At the end of May, a $360 million project to widen and deepen the Port of Corpus Christi began. Port officials say the project is 20 years in the making.
By 2022, the Corpus Christi Ship Channel will be deepened to 54 feet from 47, and widened to 530 feet from 400. The expansion will pave the way for two-way traffic of supertankers in the ship channel, allowing for larger export volumes.
b) Permian pipeline buildout will benefit Corpus Christi
Emerging Permian pipeline projects will vault Corpus Christi into a leadership role amongst the Gulf Coast export hubs. At peak production, Wood Mackenzie forecasts that the Corpus Christi area will account for 56% of total US crude shipments abroad.

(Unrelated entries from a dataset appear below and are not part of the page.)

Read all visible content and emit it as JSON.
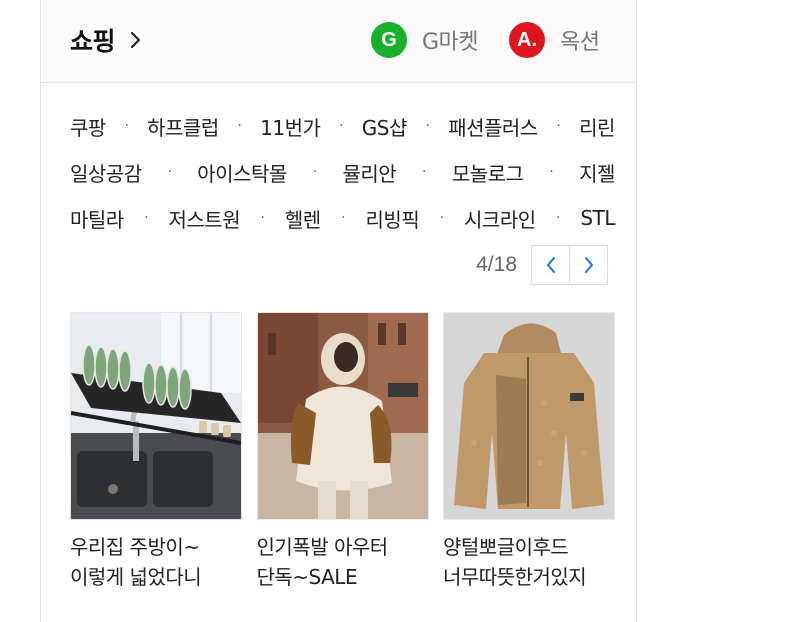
{
  "header": {
    "title": "쇼핑",
    "partners": [
      {
        "logo_letter": "G",
        "label": "G마켓",
        "color": "#16b02a"
      },
      {
        "logo_letter": "A.",
        "label": "옥션",
        "color": "#e0141e"
      }
    ]
  },
  "shop_links": {
    "rows": [
      [
        "쿠팡",
        "하프클럽",
        "11번가",
        "GS샵",
        "패션플러스",
        "리린"
      ],
      [
        "일상공감",
        "아이스탁몰",
        "뮬리안",
        "모놀로그",
        "지젤"
      ],
      [
        "마틸라",
        "저스트원",
        "헬렌",
        "리빙픽",
        "시크라인",
        "STL"
      ]
    ],
    "separator": "·"
  },
  "pager": {
    "current": "4",
    "total": "18",
    "display": "4/18",
    "prev_icon": "chevron-left-icon",
    "next_icon": "chevron-right-icon",
    "accent": "#1a73e8"
  },
  "products": [
    {
      "line1": "우리집 주방이~",
      "line2": "이렇게 넓었다니",
      "image": "kitchen dish rack"
    },
    {
      "line1": "인기폭발 아우터",
      "line2": "단독~SALE",
      "image": "woman in fleece coat"
    },
    {
      "line1": "양털뽀글이후드",
      "line2": "너무따뜻한거있지",
      "image": "fleece hooded jacket"
    }
  ]
}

c) Corpus Christi will house two of three new build VLCC terminals
About half a dozen companies have proposed building new export facilities that are capable of fully loading a VLCC. Speculation around which projects will cross the finish line persists. Once the dust settles, Mackenzie’s base case foresees three of those fully-capable terminals will be constructed.
Two of the three winning facilities are in the Corpus Christi area, solidifying Wood Mackenzie’s view that the region will emerge as the top crude export hub in the next decade.
Wood Mackenzie, also known as WoodMac, is a global energy, chemicals, renewables, metals and mining research and consultancy group with an international reputation for supplying comprehensive data, written analysis and consultancy advice. Click here to visit their website.
Copyright © 2019 PortandTerminal.com. All rights reserved. This material may not be published, broadcast, written or redistributed.